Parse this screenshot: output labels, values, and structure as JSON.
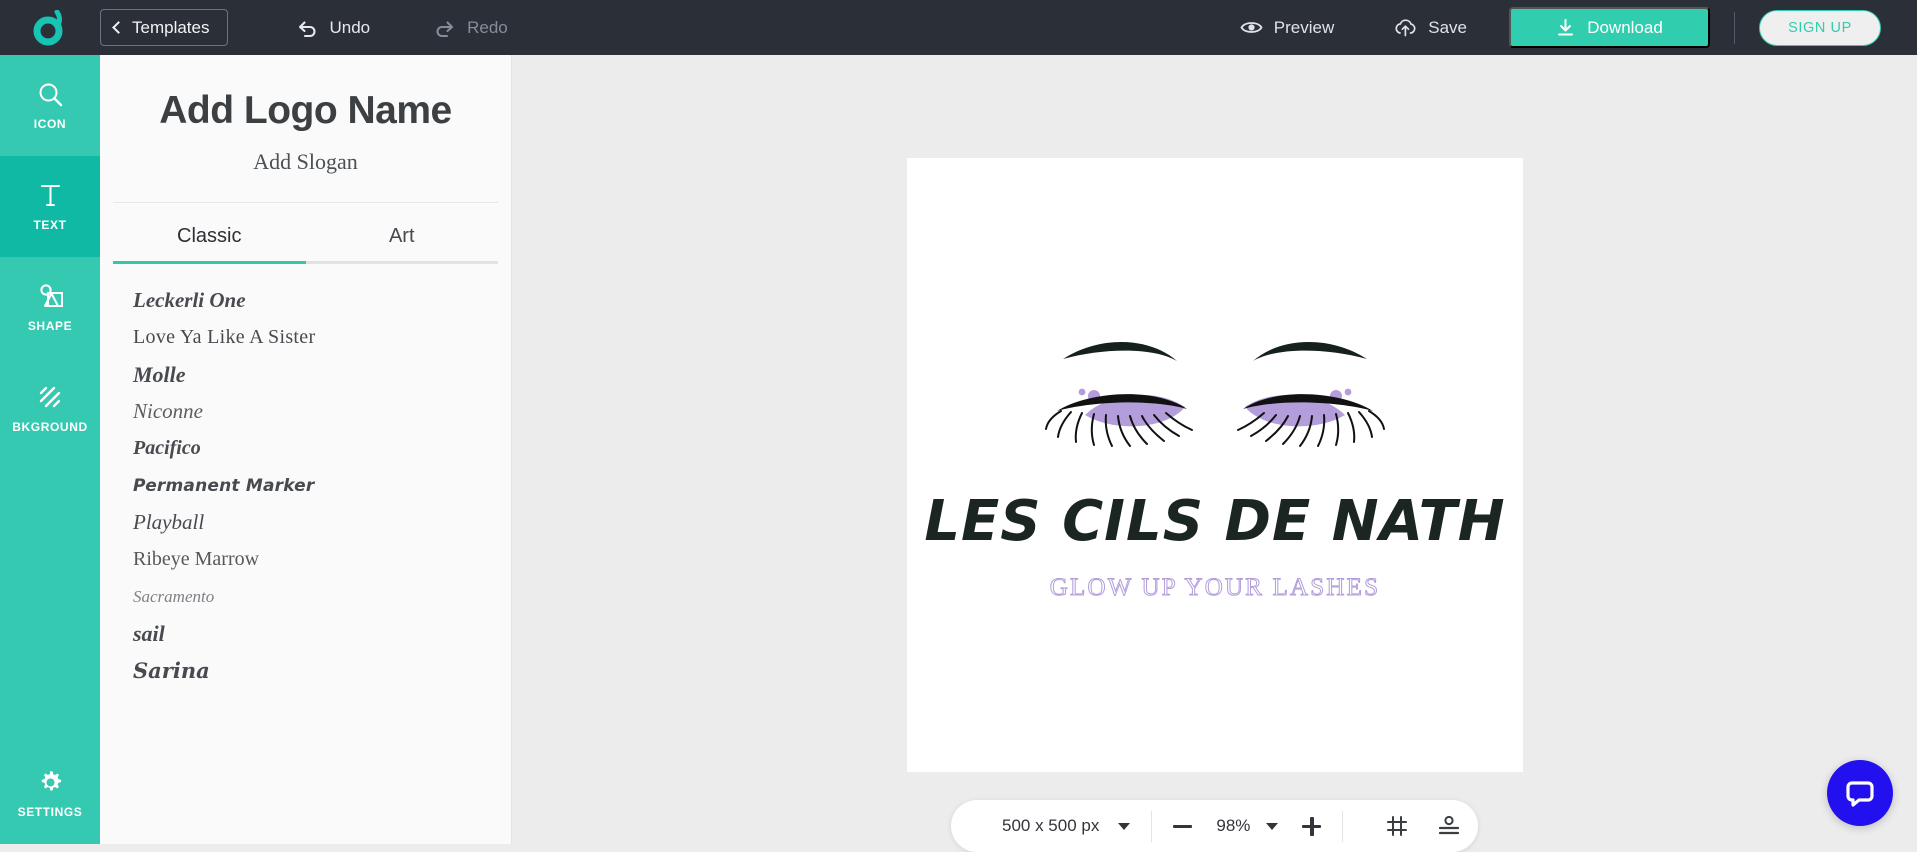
{
  "topbar": {
    "logo_icon": "brand-ring-logo",
    "templates_label": "Templates",
    "back_icon": "chevron-left-icon",
    "undo_label": "Undo",
    "undo_icon": "undo-arrow-icon",
    "redo_label": "Redo",
    "redo_icon": "redo-arrow-icon",
    "preview_label": "Preview",
    "preview_icon": "eye-icon",
    "save_label": "Save",
    "save_icon": "cloud-upload-icon",
    "download_label": "Download",
    "download_icon": "download-icon",
    "signup_label": "SIGN UP",
    "accent_color": "#30cdaf",
    "bar_color": "#2b3038"
  },
  "rail": {
    "accent_color": "#35c9b2",
    "active_color": "#0fb9a3",
    "items": [
      {
        "label": "ICON",
        "icon": "search-icon",
        "active": false
      },
      {
        "label": "TEXT",
        "icon": "text-t-icon",
        "active": true
      },
      {
        "label": "SHAPE",
        "icon": "shapes-icon",
        "active": false
      },
      {
        "label": "BKGROUND",
        "icon": "hatch-square-icon",
        "active": false
      }
    ],
    "settings": {
      "label": "SETTINGS",
      "icon": "gear-icon"
    }
  },
  "panel": {
    "logo_name": "Add Logo Name",
    "logo_slogan": "Add Slogan",
    "tabs": [
      {
        "label": "Classic",
        "active": true
      },
      {
        "label": "Art",
        "active": false
      }
    ],
    "fonts": [
      "Leckerli One",
      "Love Ya Like A Sister",
      "Molle",
      "Niconne",
      "Pacifico",
      "Permanent Marker",
      "Playball",
      "Ribeye Marrow",
      "Sacramento",
      "sail",
      "Sarina"
    ]
  },
  "canvas": {
    "artwork_icon": "closed-eyes-with-lashes-icon",
    "logo_title": "LES CILS DE NATH",
    "logo_tagline": "GLOW UP YOUR LASHES",
    "title_color": "#1b2622",
    "tagline_color": "#b39ddb",
    "eyeshadow_color": "#b39ddb",
    "lash_color": "#111111",
    "background": "#ffffff"
  },
  "zoombar": {
    "size_label": "500 x 500 px",
    "size_caret_icon": "chevron-down-icon",
    "zoom_out_icon": "minus-icon",
    "zoom_level": "98%",
    "zoom_caret_icon": "chevron-down-icon",
    "zoom_in_icon": "plus-icon",
    "grid_icon": "grid-icon",
    "align_icon": "align-center-icon"
  },
  "chat": {
    "icon": "chat-bubble-icon",
    "color": "#2210ee"
  }
}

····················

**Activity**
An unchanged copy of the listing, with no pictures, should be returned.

**Reply to the exercise**
Parse this screenshot: output labels, values, and structure as JSON.
{
  "topbar": {
    "logo_icon": "brand-ring-logo",
    "templates_label": "Templates",
    "back_icon": "chevron-left-icon",
    "undo_label": "Undo",
    "undo_icon": "undo-arrow-icon",
    "redo_label": "Redo",
    "redo_icon": "redo-arrow-icon",
    "preview_label": "Preview",
    "preview_icon": "eye-icon",
    "save_label": "Save",
    "save_icon": "cloud-upload-icon",
    "download_label": "Download",
    "download_icon": "download-icon",
    "signup_label": "SIGN UP",
    "accent_color": "#30cdaf",
    "bar_color": "#2b3038"
  },
  "rail": {
    "accent_color": "#35c9b2",
    "active_color": "#0fb9a3",
    "items": [
      {
        "label": "ICON",
        "icon": "search-icon",
        "active": false
      },
      {
        "label": "TEXT",
        "icon": "text-t-icon",
        "active": true
      },
      {
        "label": "SHAPE",
        "icon": "shapes-icon",
        "active": false
      },
      {
        "label": "BKGROUND",
        "icon": "hatch-square-icon",
        "active": false
      }
    ],
    "settings": {
      "label": "SETTINGS",
      "icon": "gear-icon"
    }
  },
  "panel": {
    "logo_name": "Add Logo Name",
    "logo_slogan": "Add Slogan",
    "tabs": [
      {
        "label": "Classic",
        "active": true
      },
      {
        "label": "Art",
        "active": false
      }
    ],
    "fonts": [
      "Leckerli One",
      "Love Ya Like A Sister",
      "Molle",
      "Niconne",
      "Pacifico",
      "Permanent Marker",
      "Playball",
      "Ribeye Marrow",
      "Sacramento",
      "sail",
      "Sarina"
    ]
  },
  "canvas": {
    "artwork_icon": "closed-eyes-with-lashes-icon",
    "logo_title": "LES CILS DE NATH",
    "logo_tagline": "GLOW UP YOUR LASHES",
    "title_color": "#1b2622",
    "tagline_color": "#b39ddb",
    "eyeshadow_color": "#b39ddb",
    "lash_color": "#111111",
    "background": "#ffffff"
  },
  "zoombar": {
    "size_label": "500 x 500 px",
    "size_caret_icon": "chevron-down-icon",
    "zoom_out_icon": "minus-icon",
    "zoom_level": "98%",
    "zoom_caret_icon": "chevron-down-icon",
    "zoom_in_icon": "plus-icon",
    "grid_icon": "grid-icon",
    "align_icon": "align-center-icon"
  },
  "chat": {
    "icon": "chat-bubble-icon",
    "color": "#2210ee"
  }
}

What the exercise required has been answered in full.